This definition works to encompass the roughly 6 billion humans on earth who belong to some kind of organized religion, and Crane’s core contention is that this massive compulsion is largely misunderstood by the world’s small but doggedly vocal population of atheists, who tend to hold that religions largely consist of “certain cosmological beliefs,” and that the “proper atheistic attitude” toward those beliefs should be to eviscerate them with science and philosophy and, presumably, replace them entirely with secular humanist values. Crane points out that this approach never, in fact, works … religious belief seems impervious to such assaults.

Crane himself is an atheist, what he refers to as a pessimistic atheist, one who considers the universe to be devoid of any deeper meaning. And he’s aiming most of his contentions not only at his fellow atheists but at those tending toward the “New” atheism espoused by such best-selling exponents as Sam Harris, Daniel Dennett, and Richard Dawkins. The Meaning of Belief is clearly pitched to turn down the rhetorical temperature on this religious debate by helping each side better understand the other.

Given the volatility of the subject, Crane doesn’t do his readers any favors by misstating his terms, as when he refers to humanism as a belief that the human is paramount over all, or when he defines atheism as “the claim that God does not exist,” and as is the case with all such gap-bridging attempts, The Meaning of Belief gains most of the success it achieves mainly by engaging in the lamentably time-honored practice of drawing false equivalencies between religious faith and science. He writes about the concept of prayer and evil in a supposedly God-supervised world:

When the devout pray and their prayers are not answered, they do not take this as evidence that has to be weighed alongside all the other evidence that prayer is effective. They generally feel no obligation to weigh the evidence. If God does not answer their prayers, well, there must be something that accounts for this, even though we may never know what it is. Why do people suffer if an omnipotent God loves them? Many complex answers have been offered, but in the end they come down to this: it’s a mystery, a painful and troubling mystery.

And then immediately follows up with this:

Science too has its share of mysteries (or, rather, things that must simply be accepted without further explanation). But one aim of science is to minimize such things, to reduce the number of primitive concepts or primitive explanations. The religious attitude is very different. It does not seek to minimize mystery. Mysteries are accepted as a consequence of what, for the religious, makes the world meaningful.

As Crane knows perfectly well, this is wrong on two counts. First, there is nothing in science that’s promulgated as a matter of faith, without further explanation. And second, the religious attitude doesn’t view mystery – unfathomable, unquestionable mystery – as a “consequence,” some sort of unavoidable by-product of faith; in all the world’s religions, mysteries are the faith, the very heart of it, and blind acceptance of those mysteries is the first requirement imposed on the faithful.

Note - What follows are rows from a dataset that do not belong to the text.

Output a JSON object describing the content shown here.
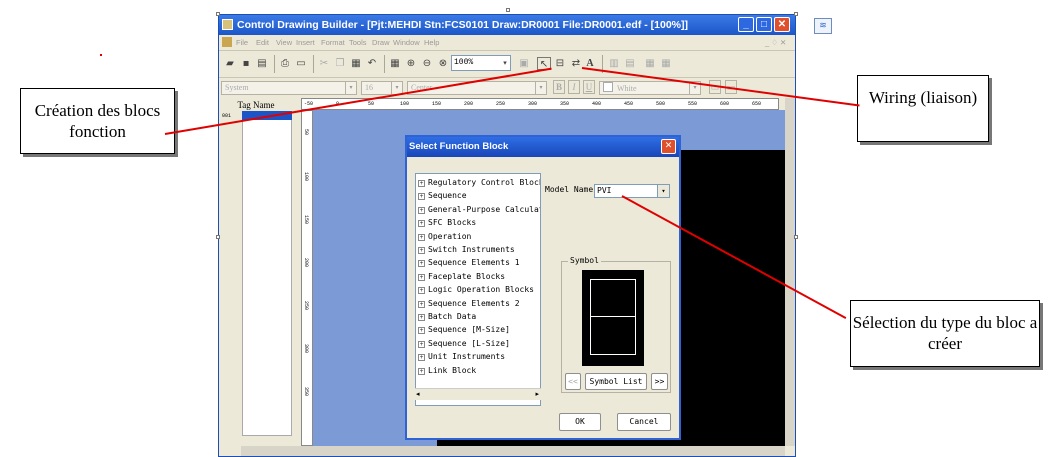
{
  "app": {
    "title": "Control Drawing Builder - [Pjt:MEHDI Stn:FCS0101 Draw:DR0001 File:DR0001.edf - [100%]]",
    "menu": [
      "File",
      "Edit",
      "View",
      "Insert",
      "Format",
      "Tools",
      "Draw",
      "Window",
      "Help"
    ],
    "zoom": "100%",
    "font_name": "System",
    "font_size": "16",
    "align": "Center",
    "color": "White",
    "bold": "B",
    "italic": "I",
    "underline": "U"
  },
  "tag_panel": {
    "header": "Tag Name",
    "first_row_number": "001"
  },
  "ruler": {
    "top": [
      "-50",
      "0",
      "50",
      "100",
      "150",
      "200",
      "250",
      "300",
      "350",
      "400",
      "450",
      "500",
      "550",
      "600",
      "650"
    ],
    "left": [
      "50",
      "100",
      "150",
      "200",
      "250",
      "300",
      "350"
    ]
  },
  "dialog": {
    "title": "Select Function Block",
    "tree_items": [
      "Regulatory Control Block",
      "Sequence",
      "General-Purpose Calculat",
      "SFC Blocks",
      "Operation",
      "Switch Instruments",
      "Sequence Elements 1",
      "Faceplate Blocks",
      "Logic Operation Blocks",
      "Sequence Elements 2",
      "Batch Data",
      "Sequence [M-Size]",
      "Sequence [L-Size]",
      "Unit Instruments",
      "Link Block"
    ],
    "model_label": "Model Name",
    "model_value": "PVI",
    "symbol_label": "Symbol",
    "prev_label": "<<",
    "symbol_list_label": "Symbol List",
    "next_label": ">>",
    "ok_label": "OK",
    "cancel_label": "Cancel"
  },
  "callouts": {
    "creation": "Création des blocs fonction",
    "wiring": "Wiring (liaison)",
    "selection": "Sélection du type du bloc a créer"
  },
  "colors": {
    "title_bar": "#1c55c8",
    "canvas_bg": "#7b9ad6",
    "arrow": "#e00000"
  }
}
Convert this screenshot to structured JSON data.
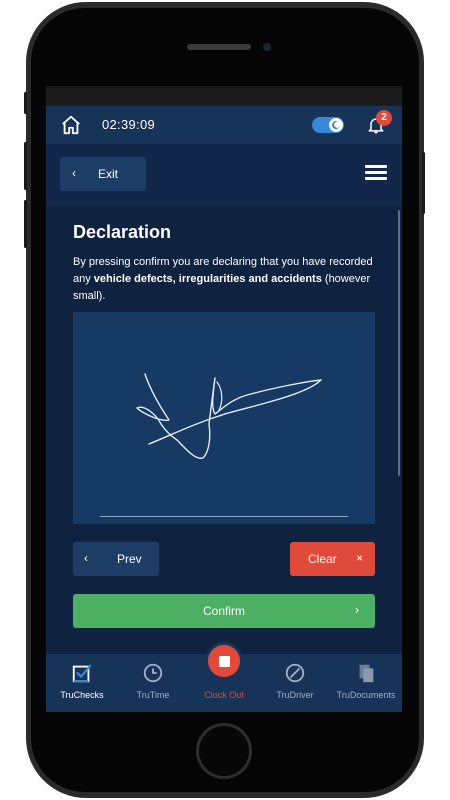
{
  "header": {
    "time": "02:39:09",
    "notification_count": "2"
  },
  "topbar": {
    "exit_label": "Exit"
  },
  "declaration": {
    "title": "Declaration",
    "text_before": "By pressing confirm you are declaring that you have recorded any ",
    "text_bold": "vehicle defects, irregularities and accidents",
    "text_after": " (however small)."
  },
  "actions": {
    "prev_label": "Prev",
    "clear_label": "Clear",
    "confirm_label": "Confirm"
  },
  "nav": {
    "items": [
      {
        "label": "TruChecks",
        "icon": "checkbox-icon",
        "active": true
      },
      {
        "label": "TruTime",
        "icon": "clock-icon",
        "active": false
      },
      {
        "label": "Clock Out",
        "icon": "stop-icon",
        "active": false
      },
      {
        "label": "TruDriver",
        "icon": "steering-icon",
        "active": false
      },
      {
        "label": "TruDocuments",
        "icon": "documents-icon",
        "active": false
      }
    ]
  },
  "colors": {
    "background": "#0f2240",
    "header": "#173358",
    "clear_red": "#e04a3a",
    "confirm_green": "#4caf63",
    "toggle_blue": "#3a86d8"
  }
}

This suggests a wider gap than the one Crane is trying to describe in The Meaning of Faith, and it therefore suggests deeper problems with the book’s core contentions. The wide range of Crane’s learning, and his eagerness to dig into every aspect of the modern religious experience from what he hopes is a dispassionate outsider’s stance, make his book a necessary and interesting addition to the shelf holding The God Delusion, Breaking the Spell, The End of Faith, and God is Not Great, but its bridge-building ethos will probably leave its readers unmovedly agnostic.